Washington, Feb 16 : The United States said today that Iran's claim of progress on its nuclear programme seems "hyped" as it feels the bite of international sanctions and a possible need to return to negotiations.
Iranian President Mahmoud Ahmadinejad unveiled on state television what was described as Iran's first domestically produced, 20-per cent enriched nuclear fuel for Tehran's research reactor (TRR).
State Department spokeswoman Victoria Nuland said US officials will "learn more" about the development from International Atomic Energy Agency (IAEA) inspectors who are in Iran to monitor the reactor.
"But I would say that one thing is absolutely clear, that Iran is clearly feeling the pressure of its international and diplomatic isolation," Ms Nuland said, referring to a host of UN and other sanctions.
Referring to Iran's claim of progress at the research reactor, Ms Nuland said: "We, frankly, don't see a lot new here.
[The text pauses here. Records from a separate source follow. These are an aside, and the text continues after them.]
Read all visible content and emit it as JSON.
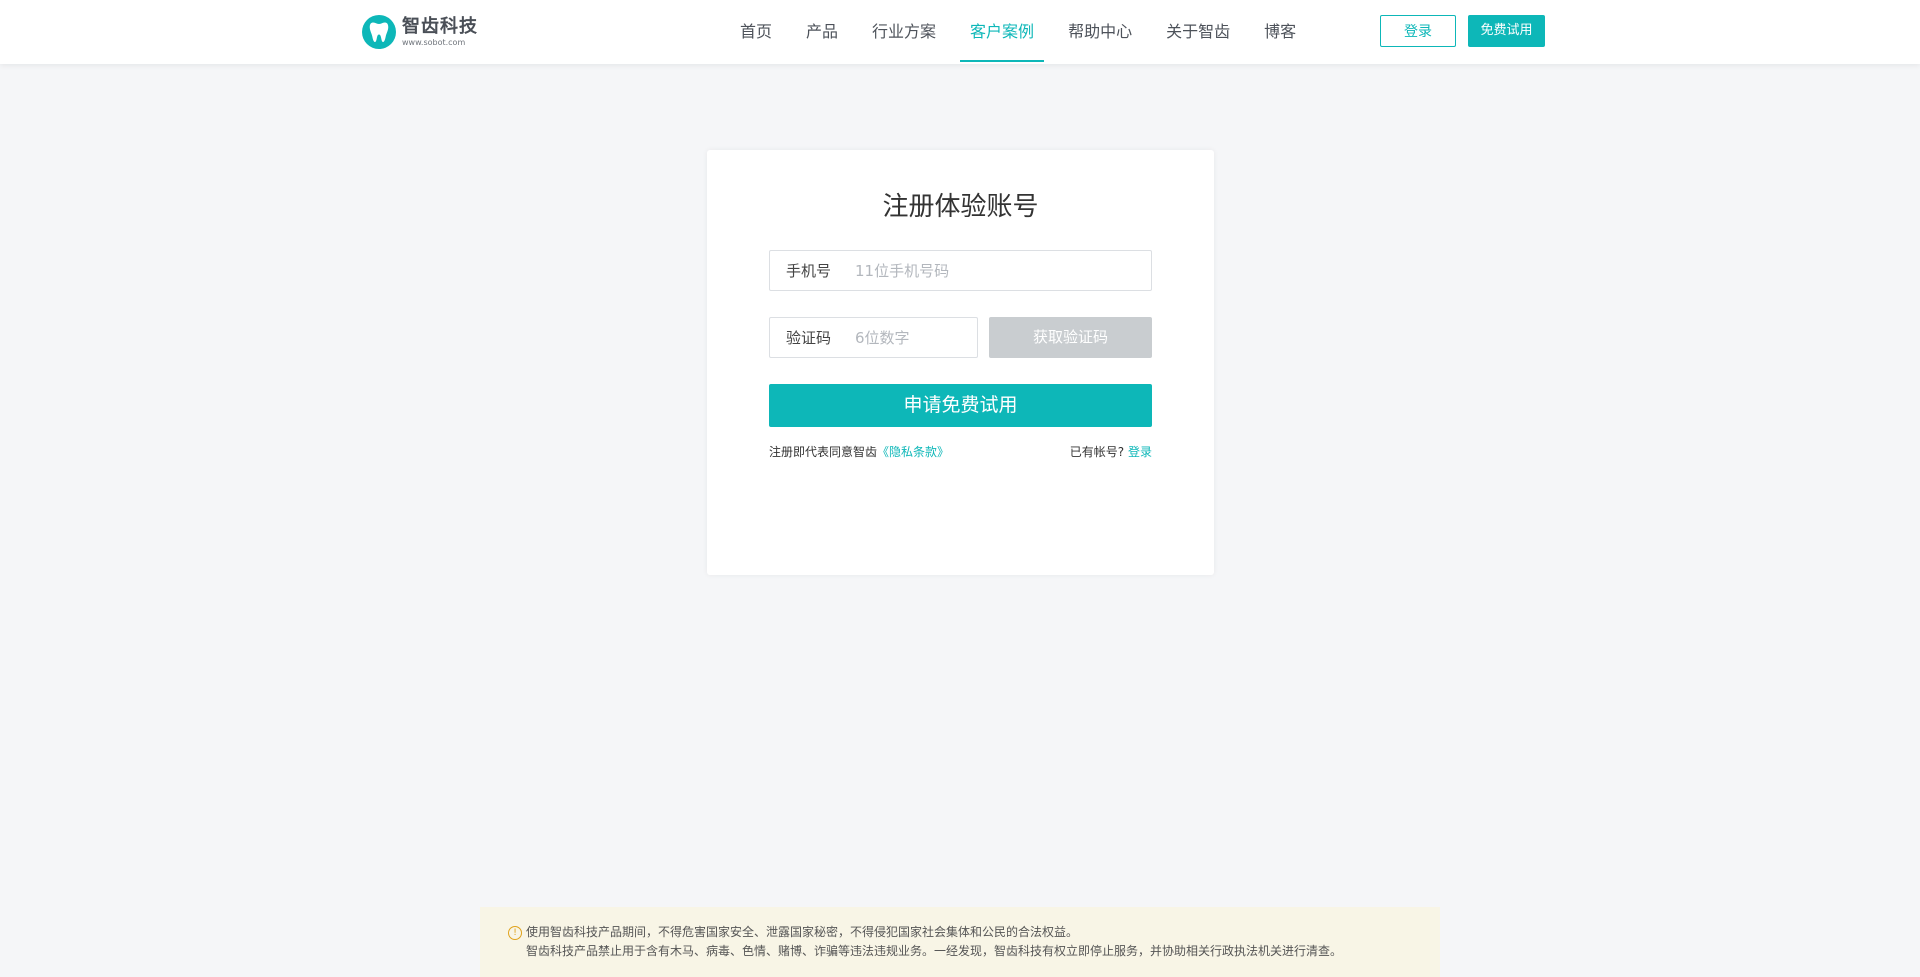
{
  "header": {
    "logo_name": "智齿科技",
    "logo_url": "www.sobot.com",
    "nav": [
      {
        "label": "首页"
      },
      {
        "label": "产品"
      },
      {
        "label": "行业方案"
      },
      {
        "label": "客户案例"
      },
      {
        "label": "帮助中心"
      },
      {
        "label": "关于智齿"
      },
      {
        "label": "博客"
      }
    ],
    "active_nav": "客户案例",
    "login_label": "登录",
    "trial_label": "免费试用"
  },
  "form": {
    "title": "注册体验账号",
    "phone_label": "手机号",
    "phone_placeholder": "11位手机号码",
    "code_label": "验证码",
    "code_placeholder": "6位数字",
    "get_code_label": "获取验证码",
    "submit_label": "申请免费试用",
    "agree_text": "注册即代表同意智齿",
    "privacy_link": "《隐私条款》",
    "has_account_text": "已有帐号?",
    "login_link": "登录"
  },
  "notice": {
    "line1": "使用智齿科技产品期间，不得危害国家安全、泄露国家秘密，不得侵犯国家社会集体和公民的合法权益。",
    "line2": "智齿科技产品禁止用于含有木马、病毒、色情、赌博、诈骗等违法违规业务。一经发现，智齿科技有权立即停止服务，并协助相关行政执法机关进行清查。"
  },
  "colors": {
    "accent": "#0db7b8",
    "disabled_button": "#c9cdd0",
    "page_background": "#f5f6f8",
    "notice_background": "#f8f5e6"
  }
}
This is not big news. In fact, it seems to have been hyped."
The Iranians have for months been boasting of progress, but they are in fact "many, many months behind" based on their own calendars, she said. "This strikes us as calibrated mostly for a domestic audience," she said.
Mr Ahmadinejad said 3,000 more centrifuges had been added to his country's uranium enrichment effort, and officials said new-generation, high-capacity centrifuges had been installed in Iran's Natanz facility.
Ahmadinejad also said that uranium exploration in Iran had been stepped up and a new yellowcake processing factory would be "pre-launched" next month. And he ordered Iran to "go build" four more nuclear research reactors.
"It may be that they (the Iranians) felt the need to bluster on their nuclear side even as they make clear that they do want to come back to the table for talks," Ms Nuland added.
The European Union said on Wednesday it received a letter from Iran and was "carefully studying" its content after Tehran declared that it proposed to resume nuclear talks with world powers.
The last talks between Iran and the world powers -- the United States, China, Russia, France, Britain and Germany-- took place in Istanbul a year ago and produced no results.
In a dual-track strategy, the six powers have offered Iran economic and diplomatic incentives to engage in negotiations over its nuclear program or biting sanctions when they refuse.
The Western powers fear Iran's nuclear program masks a drive for a nuclear weapon. Iran insists its aims are entirely peaceful.